Start of Material for the task

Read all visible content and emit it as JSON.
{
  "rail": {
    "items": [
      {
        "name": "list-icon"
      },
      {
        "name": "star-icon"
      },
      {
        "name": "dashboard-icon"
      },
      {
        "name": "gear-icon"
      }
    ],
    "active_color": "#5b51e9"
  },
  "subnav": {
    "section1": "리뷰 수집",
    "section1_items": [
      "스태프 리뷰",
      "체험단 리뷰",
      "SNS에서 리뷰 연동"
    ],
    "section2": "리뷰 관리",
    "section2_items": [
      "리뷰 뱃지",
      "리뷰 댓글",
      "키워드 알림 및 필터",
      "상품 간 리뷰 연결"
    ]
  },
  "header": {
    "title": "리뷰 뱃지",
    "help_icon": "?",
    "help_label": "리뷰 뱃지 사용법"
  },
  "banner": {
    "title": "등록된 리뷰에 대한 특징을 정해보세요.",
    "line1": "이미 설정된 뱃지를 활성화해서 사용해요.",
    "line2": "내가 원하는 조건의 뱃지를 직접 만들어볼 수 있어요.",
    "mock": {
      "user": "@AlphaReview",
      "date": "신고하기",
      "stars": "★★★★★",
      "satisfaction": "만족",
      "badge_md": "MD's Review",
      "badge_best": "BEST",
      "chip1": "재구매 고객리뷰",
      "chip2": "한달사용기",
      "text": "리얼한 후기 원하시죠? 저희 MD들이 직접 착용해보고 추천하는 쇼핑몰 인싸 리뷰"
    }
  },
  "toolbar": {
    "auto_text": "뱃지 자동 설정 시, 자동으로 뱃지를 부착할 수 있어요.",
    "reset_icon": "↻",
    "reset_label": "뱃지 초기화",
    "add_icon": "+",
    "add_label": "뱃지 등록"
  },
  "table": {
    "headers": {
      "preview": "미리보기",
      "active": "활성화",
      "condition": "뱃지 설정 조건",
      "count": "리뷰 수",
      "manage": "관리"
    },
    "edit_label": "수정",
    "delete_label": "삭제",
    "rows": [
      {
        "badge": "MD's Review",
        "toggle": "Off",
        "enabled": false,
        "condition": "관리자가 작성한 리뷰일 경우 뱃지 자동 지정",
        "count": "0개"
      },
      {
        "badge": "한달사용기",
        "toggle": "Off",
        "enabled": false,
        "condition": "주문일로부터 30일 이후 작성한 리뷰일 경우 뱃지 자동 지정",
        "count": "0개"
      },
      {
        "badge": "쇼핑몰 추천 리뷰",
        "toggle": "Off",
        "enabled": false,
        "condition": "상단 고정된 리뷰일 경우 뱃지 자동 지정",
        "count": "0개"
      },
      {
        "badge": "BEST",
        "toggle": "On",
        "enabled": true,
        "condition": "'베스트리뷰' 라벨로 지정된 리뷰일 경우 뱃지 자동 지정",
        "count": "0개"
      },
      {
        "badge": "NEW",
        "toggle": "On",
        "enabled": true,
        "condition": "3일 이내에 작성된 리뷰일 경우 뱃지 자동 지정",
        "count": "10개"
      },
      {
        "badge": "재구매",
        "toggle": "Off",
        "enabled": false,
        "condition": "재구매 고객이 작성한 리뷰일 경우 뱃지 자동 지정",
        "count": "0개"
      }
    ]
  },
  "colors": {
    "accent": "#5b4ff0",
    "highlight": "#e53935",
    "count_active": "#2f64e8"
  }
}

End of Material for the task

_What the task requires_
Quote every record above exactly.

_Problem solution_
Read all visible content and emit it as JSON.
{
  "rail": {
    "items": [
      {
        "name": "list-icon"
      },
      {
        "name": "star-icon"
      },
      {
        "name": "dashboard-icon"
      },
      {
        "name": "gear-icon"
      }
    ],
    "active_color": "#5b51e9"
  },
  "subnav": {
    "section1": "리뷰 수집",
    "section1_items": [
      "스태프 리뷰",
      "체험단 리뷰",
      "SNS에서 리뷰 연동"
    ],
    "section2": "리뷰 관리",
    "section2_items": [
      "리뷰 뱃지",
      "리뷰 댓글",
      "키워드 알림 및 필터",
      "상품 간 리뷰 연결"
    ]
  },
  "header": {
    "title": "리뷰 뱃지",
    "help_icon": "?",
    "help_label": "리뷰 뱃지 사용법"
  },
  "banner": {
    "title": "등록된 리뷰에 대한 특징을 정해보세요.",
    "line1": "이미 설정된 뱃지를 활성화해서 사용해요.",
    "line2": "내가 원하는 조건의 뱃지를 직접 만들어볼 수 있어요.",
    "mock": {
      "user": "@AlphaReview",
      "date": "신고하기",
      "stars": "★★★★★",
      "satisfaction": "만족",
      "badge_md": "MD's Review",
      "badge_best": "BEST",
      "chip1": "재구매 고객리뷰",
      "chip2": "한달사용기",
      "text": "리얼한 후기 원하시죠? 저희 MD들이 직접 착용해보고 추천하는 쇼핑몰 인싸 리뷰"
    }
  },
  "toolbar": {
    "auto_text": "뱃지 자동 설정 시, 자동으로 뱃지를 부착할 수 있어요.",
    "reset_icon": "↻",
    "reset_label": "뱃지 초기화",
    "add_icon": "+",
    "add_label": "뱃지 등록"
  },
  "table": {
    "headers": {
      "preview": "미리보기",
      "active": "활성화",
      "condition": "뱃지 설정 조건",
      "count": "리뷰 수",
      "manage": "관리"
    },
    "edit_label": "수정",
    "delete_label": "삭제",
    "rows": [
      {
        "badge": "MD's Review",
        "toggle": "Off",
        "enabled": false,
        "condition": "관리자가 작성한 리뷰일 경우 뱃지 자동 지정",
        "count": "0개"
      },
      {
        "badge": "한달사용기",
        "toggle": "Off",
        "enabled": false,
        "condition": "주문일로부터 30일 이후 작성한 리뷰일 경우 뱃지 자동 지정",
        "count": "0개"
      },
      {
        "badge": "쇼핑몰 추천 리뷰",
        "toggle": "Off",
        "enabled": false,
        "condition": "상단 고정된 리뷰일 경우 뱃지 자동 지정",
        "count": "0개"
      },
      {
        "badge": "BEST",
        "toggle": "On",
        "enabled": true,
        "condition": "'베스트리뷰' 라벨로 지정된 리뷰일 경우 뱃지 자동 지정",
        "count": "0개"
      },
      {
        "badge": "NEW",
        "toggle": "On",
        "enabled": true,
        "condition": "3일 이내에 작성된 리뷰일 경우 뱃지 자동 지정",
        "count": "10개"
      },
      {
        "badge": "재구매",
        "toggle": "Off",
        "enabled": false,
        "condition": "재구매 고객이 작성한 리뷰일 경우 뱃지 자동 지정",
        "count": "0개"
      }
    ]
  },
  "colors": {
    "accent": "#5b4ff0",
    "highlight": "#e53935",
    "count_active": "#2f64e8"
  }
}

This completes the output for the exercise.